This time around, Grover says he was keen to do something a little different. Aside from focussing on women, he also wanted to continue the story of the Windrushers. While photos of first generation figures like Merah-Louise Smith and Alford Gardner (one of just two known remaining adult passengers who came over on the Windrush in 1948) check in with old faces, this photo essay is very much about 'what came next'.
"The new work explores how the subsequent generations are leading their lives today and what is becoming of the distinctive traditions that the first generation brought with them," says Grover.
The passing-of-the-torch for hobbies, jobs and traditions is at the heart of of Windrush: A Voyage Through the Generations. Doves are released in Lambeth Cemetery by siblings, marking the life of their departed mum. Kerryn Ghann and Krystyna Antoine, third generation twin sisters, both work for the NHS — a career path taken by many original Windrushers.
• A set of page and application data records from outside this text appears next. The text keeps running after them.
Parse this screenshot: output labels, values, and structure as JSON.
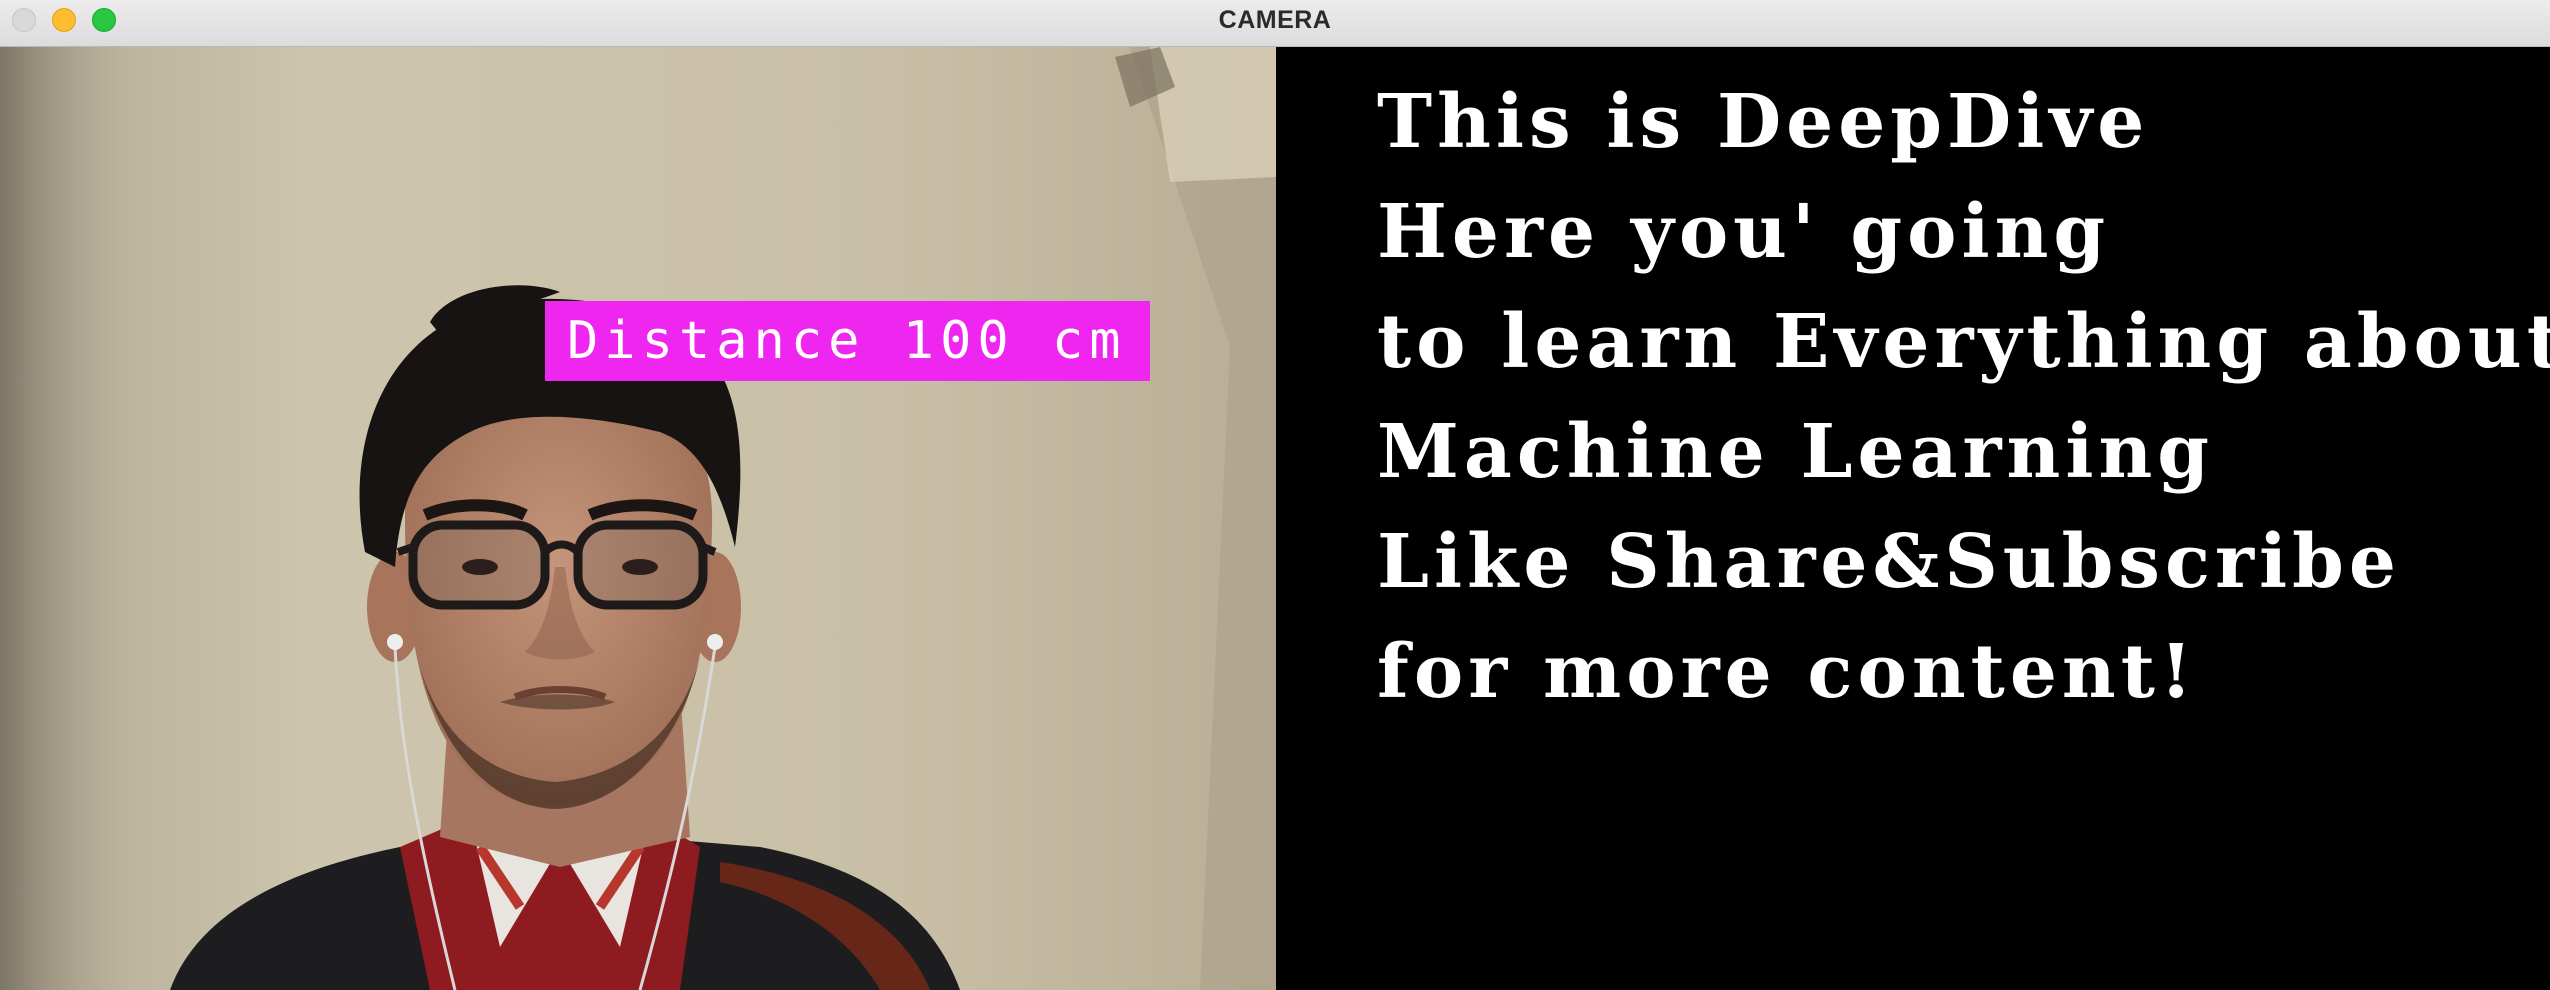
{
  "window": {
    "title": "CAMERA",
    "controls": {
      "close_icon": "close-icon",
      "minimize_icon": "minimize-icon",
      "maximize_icon": "maximize-icon",
      "colors": {
        "close": "#d9d9d9",
        "minimize": "#febc2e",
        "maximize": "#28c840"
      }
    }
  },
  "camera": {
    "overlay_label": "Distance 100 cm",
    "overlay_color": "#ef26ef"
  },
  "text_panel": {
    "lines": [
      "This is DeepDive",
      "Here you' going",
      "to learn Everything about",
      "Machine Learning",
      "Like Share&Subscribe",
      "for more content!"
    ],
    "text_color": "#ffffff",
    "background": "#000000"
  }
}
Says Kerryn: "I don't want my Caribbean culture to fizz out and I don't want 'my girlies' to question their Jamaican roots."
Some of the 70 photographs — which are also available as a book — feature the newest generation; one shot captures the baptism of Sariyah, the great granddaughter, and thus fourth generation, of Floris Bailey who arrived from Jamaica in the 1950s.
Elsewhere, nine-year old Jeremiah learns the art of dominoes — a Caribbean favourite — from older members at the Brixton Immortals Domino Club. "He loves to play dominoes… he loves to win… he is always asking for a round of dominoes," says Jeremiah's mum.
Windrush: A Voyage Through the Generations, Clapham Library, 1 June-2 September, free